Two firefighters were injured in the rescue operation.
Excavations proceeded cautiously through the afternoon for fear that “more of the hill would collapse,” according to scanner traffic. Eventually, rescuers used a fire hose to knock away loose dirt in hopes of uncovering the missing student.
“This is tough on the rescuers,” Zaccard said. “It’s children, young children here to have a good time.”
Late in the afternoon, a school bus with the uninjured students and staff arrived back in St. Louis Park, where children where reunited with their parents inside the school.
About 10 minutes later, they emerged crying and hugging.
Nine-year-old Connor Coleman was with his classmates in the park when he heard a loud boom, said his mother, Michelle Coleman. “He said it sounded like a cannon,” she said. “When he looked over, he saw a tree was falling down the cliff … and he could hear his classmates in the lower area yelling and screaming.”
“My son is very sad to know that two classmates have more than [likely not] survived this horrible accident,” Coleman said. “That’s a lot for a 9-year-old to go through.”
The field trip Wednesday involved two fourth-grade classes, 49 students total, said Sara Thompson, St. Louis Park School District spokeswoman. Concerns about whether conditions on the bluffs were too dangerous for the children “is the least of [the] concerns,” said Andraya Thompson, president of the Hobart PTAO.
“The families are concerned about the situation as it develops and how they can be supportive,” she said.
Michelle Coleman said: “I trust wholeheartedly Peter Hobart Elementary School and the teachers there. We know they wouldn’t knowingly put our children in danger.”
Classes will resume at the school Thursday with counselors on hand for students and staff.
Parks and Recreation spokesman Brad Meyer said the St. Louis Park school had a permit to dig for fossils.
“It’s a popular elementary school group destination,” he said.
The permit website warns applicants that the area can be hazardous, and requires them to accept liability for injury.

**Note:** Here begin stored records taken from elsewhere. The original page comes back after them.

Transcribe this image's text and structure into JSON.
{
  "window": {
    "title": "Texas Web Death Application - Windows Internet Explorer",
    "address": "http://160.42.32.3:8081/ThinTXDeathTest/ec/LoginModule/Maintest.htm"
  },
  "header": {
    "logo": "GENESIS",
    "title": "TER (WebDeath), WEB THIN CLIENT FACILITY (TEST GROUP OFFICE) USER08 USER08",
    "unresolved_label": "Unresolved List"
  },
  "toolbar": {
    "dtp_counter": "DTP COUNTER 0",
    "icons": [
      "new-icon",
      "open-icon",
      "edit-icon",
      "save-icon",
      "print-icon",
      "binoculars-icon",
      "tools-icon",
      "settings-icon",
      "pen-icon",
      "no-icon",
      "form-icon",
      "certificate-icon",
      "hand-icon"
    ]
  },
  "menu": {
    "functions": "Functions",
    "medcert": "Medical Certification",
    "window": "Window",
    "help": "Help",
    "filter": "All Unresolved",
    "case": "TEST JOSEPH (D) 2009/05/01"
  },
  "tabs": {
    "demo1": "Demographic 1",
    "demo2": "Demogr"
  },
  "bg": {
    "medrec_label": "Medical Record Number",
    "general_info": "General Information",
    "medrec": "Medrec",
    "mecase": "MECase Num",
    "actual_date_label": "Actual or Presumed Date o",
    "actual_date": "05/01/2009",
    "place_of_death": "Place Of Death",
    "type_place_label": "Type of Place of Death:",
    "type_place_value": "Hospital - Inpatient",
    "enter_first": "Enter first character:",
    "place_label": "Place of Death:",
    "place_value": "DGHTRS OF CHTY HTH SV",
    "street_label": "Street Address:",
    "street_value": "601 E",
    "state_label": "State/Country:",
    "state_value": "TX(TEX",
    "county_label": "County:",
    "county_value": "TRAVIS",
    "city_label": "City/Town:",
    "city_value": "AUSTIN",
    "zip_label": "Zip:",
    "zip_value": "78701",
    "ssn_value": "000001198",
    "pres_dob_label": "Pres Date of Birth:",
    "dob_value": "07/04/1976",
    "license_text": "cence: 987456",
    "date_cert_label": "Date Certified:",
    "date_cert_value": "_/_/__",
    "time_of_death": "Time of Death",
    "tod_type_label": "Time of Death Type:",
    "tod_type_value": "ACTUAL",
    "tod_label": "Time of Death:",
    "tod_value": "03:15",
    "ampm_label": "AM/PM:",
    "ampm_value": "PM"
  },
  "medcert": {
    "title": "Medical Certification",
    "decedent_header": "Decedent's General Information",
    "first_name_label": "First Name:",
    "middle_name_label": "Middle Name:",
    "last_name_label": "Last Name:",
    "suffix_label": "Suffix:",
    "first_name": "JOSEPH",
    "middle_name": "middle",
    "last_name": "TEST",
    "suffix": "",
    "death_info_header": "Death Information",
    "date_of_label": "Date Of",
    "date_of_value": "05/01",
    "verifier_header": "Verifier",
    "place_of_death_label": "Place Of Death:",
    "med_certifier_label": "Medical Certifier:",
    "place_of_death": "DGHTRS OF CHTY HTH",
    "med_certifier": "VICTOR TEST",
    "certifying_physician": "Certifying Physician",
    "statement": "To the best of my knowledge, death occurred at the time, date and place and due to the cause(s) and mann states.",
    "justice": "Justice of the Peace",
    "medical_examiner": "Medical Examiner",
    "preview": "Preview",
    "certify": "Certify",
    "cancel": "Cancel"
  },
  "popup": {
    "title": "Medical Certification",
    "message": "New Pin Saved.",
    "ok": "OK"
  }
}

Meyer said he wasn’t aware of any major problems at the park in recent years.
“As for weather closures for our parks, it’s few and far between,” he said. “In this case, there’s no preparation.”
Lifelong West Side resident Angeleah Carrion said she regularly walks the trails at Lilydale, but avoids it in wet weather because of the narrow, dirt trails and steep cliffs.
“I wouldn’t even go near it on a day like today,” said Carrion.
A number of neighbors shared Carrion’s concerns.